Nous avons élaboré notre plan d'intervention, qui commençait par une excursion en bateau jusqu'au canal qui se jette dans la rivière Okavango. Les trois équipes seraient notre équipe de bateau (un conducteur, un projecteur et un carabinier) et deux équipes de plongeurs : David avec Brad et moi avec Andy. Les guides nous guideraient et seraient entièrement responsables de la plongée, sans aucune exception.
Gearing up with an extra light, Brad also demonstrated the “croc stoppers” that each guide would carry. “It’s just a pointed stick,” I remarked, wondering how it would be useful against a crocodile. Brad replied, “If you see a croc, use it to kill yourself.” “Understood,” I answered. Our final instructions were to never swim near the edge of or underneath the papyrus under any circumstance and immediately surface if we heard gunshots, banging or the boat engine revving. We also had to beware of drifting too fast and getting swept into the main river — the boat team wouldn’t know it had happened, but the crocs would.
David and Brad rolled into the dark water first and disappeared quickly, and I momentarily thought, “He’s the National Geographic talent and had the anti-croc ceremony. Do I really need to go?” Conscience and curiosity took over as Andy and I did a giant stride through the Botswana night into the river.
Andy’s light made a pitifully small circle on the bottom. We sorted ourselves out, I pointed down my strobe arms, and we began to explore. A carpet of what looked like Vermont fall leaves littered the bottom. We drifted slowly, pulling away layers to expose the bottom, finally revealing yellow whiskers and a body with black spots. Here was the reason for being where we were and where we should not have been. Andy staked the croc stick in the sand, and we used it to brace ourselves in the current. I shot several frames before the squeaker swam off. We followed but quickly lost it.

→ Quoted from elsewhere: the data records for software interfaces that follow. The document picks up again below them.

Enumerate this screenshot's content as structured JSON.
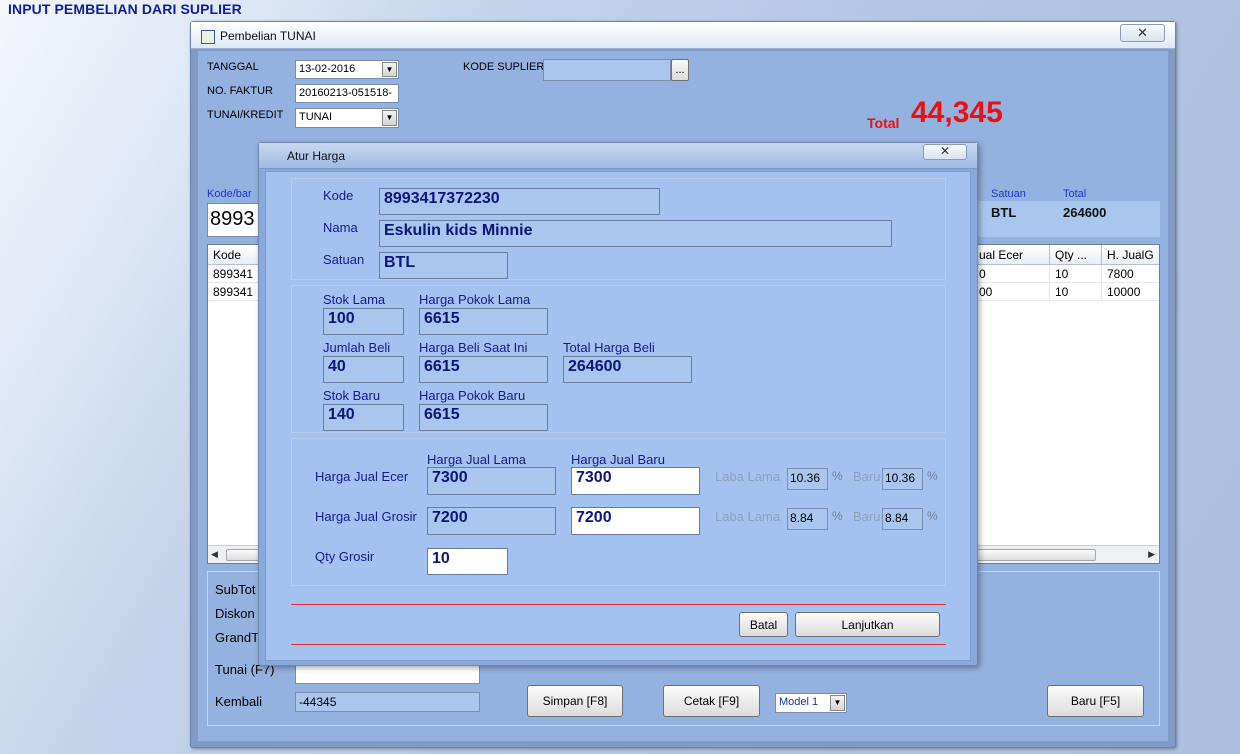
{
  "page_title": "INPUT PEMBELIAN DARI SUPLIER",
  "window": {
    "title": "Pembelian TUNAI",
    "close_glyph": "✕",
    "tanggal_label": "TANGGAL",
    "tanggal_value": "13-02-2016",
    "no_faktur_label": "NO. FAKTUR",
    "no_faktur_value": "20160213-051518-",
    "tunai_kredit_label": "TUNAI/KREDIT",
    "tunai_kredit_value": "TUNAI",
    "kode_suplier_label": "KODE SUPLIER",
    "kode_suplier_value": "",
    "browse_label": "...",
    "total_label": "Total",
    "total_value": "44,345",
    "kode_barang_label": "Kode/bar",
    "kode_barang_value": "8993",
    "satuan_label": "Satuan",
    "satuan_value": "BTL",
    "total_col_label": "Total",
    "total_col_value": "264600"
  },
  "grid": {
    "headers": {
      "kode": "Kode",
      "jual_ecer": "ual Ecer",
      "qty": "Qty ...",
      "h_jual": "H. JualG"
    },
    "rows": [
      {
        "kode": "899341",
        "jual_ecer": "0",
        "qty": "10",
        "h_jual": "7800"
      },
      {
        "kode": "899341",
        "jual_ecer": "00",
        "qty": "10",
        "h_jual": "10000"
      }
    ]
  },
  "bottom": {
    "subtotal_label": "SubTot",
    "diskon_label": "Diskon",
    "grandtotal_label": "GrandT",
    "tunai_label": "Tunai (F7)",
    "tunai_value": "",
    "kembali_label": "Kembali",
    "kembali_value": "-44345",
    "simpan_label": "Simpan [F8]",
    "cetak_label": "Cetak [F9]",
    "model_value": "Model 1",
    "baru_label": "Baru [F5]"
  },
  "dialog": {
    "title": "Atur Harga",
    "close_glyph": "✕",
    "kode_label": "Kode",
    "kode_value": "8993417372230",
    "nama_label": "Nama",
    "nama_value": "Eskulin kids Minnie",
    "satuan_label": "Satuan",
    "satuan_value": "BTL",
    "stok_lama_label": "Stok Lama",
    "stok_lama_value": "100",
    "harga_pokok_lama_label": "Harga Pokok Lama",
    "harga_pokok_lama_value": "6615",
    "jumlah_beli_label": "Jumlah Beli",
    "jumlah_beli_value": "40",
    "harga_beli_label": "Harga Beli Saat Ini",
    "harga_beli_value": "6615",
    "total_harga_beli_label": "Total Harga Beli",
    "total_harga_beli_value": "264600",
    "stok_baru_label": "Stok Baru",
    "stok_baru_value": "140",
    "harga_pokok_baru_label": "Harga Pokok Baru",
    "harga_pokok_baru_value": "6615",
    "harga_jual_lama_label": "Harga Jual Lama",
    "harga_jual_baru_label": "Harga Jual Baru",
    "ecer_label": "Harga Jual Ecer",
    "ecer_lama_value": "7300",
    "ecer_baru_value": "7300",
    "grosir_label": "Harga Jual Grosir",
    "grosir_lama_value": "7200",
    "grosir_baru_value": "7200",
    "laba_lama_label": "Laba Lama",
    "baru_label": "Baru",
    "percent": "%",
    "ecer_laba_lama": "10.36",
    "ecer_laba_baru": "10.36",
    "grosir_laba_lama": "8.84",
    "grosir_laba_baru": "8.84",
    "qty_grosir_label": "Qty Grosir",
    "qty_grosir_value": "10",
    "batal_label": "Batal",
    "lanjutkan_label": "Lanjutkan"
  },
  "colors": {
    "accent_red": "#ee0f0f",
    "title_blue": "#0e1ea0",
    "dialog_bg": "#a3c2ef"
  }
}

Pour nous repérer, nous avons braqué la lumière vers le haut pour découvrir un tapis de papyrus au-dessus de nous. Nous étions dans le salon d'un crocodile plein d'empreintes. Andy a braqué la lumière sur le visage de la jeune femme, lui a fait un geste de tranchant sur la gorge et a commencé à nager vers l'arrière. Nous venions de sortir de la chambre lorsque nous avons entendu les moteurs tourner sans arrêt et le bruit inimitable du métal qui frappe le métal. Nous avons rempli nos compensateurs de flottabilité et avons remonté les trois mètres qui nous séparaient de la surface.
I managed to blurt out, “What is…” as the boat team pulled us up by our hoods and hair, no ladder involved and without explanation or apology. Brad and David were already on board. We had drifted too fast and were yards from entering the river. The boat spotlight revealed many sets of blazing red eyes on the bank at the end of the Nxamasere Channel, right where we would have ended up.
Heureusement, nous avons obtenu ce que nous voulions sans incident et nous avons réussi à publier nos photos du Zambezi squeaker. Le delta de l'Okavango est un lieu magique, rempli de rêves et de dangers. Il ne devrait jamais être considéré comme une destination de plongée, mais économisez votre argent et envisagez d'y faire un safari. Il vous touchera au plus profond de votre âme.
© Alert Diver — Q1 2021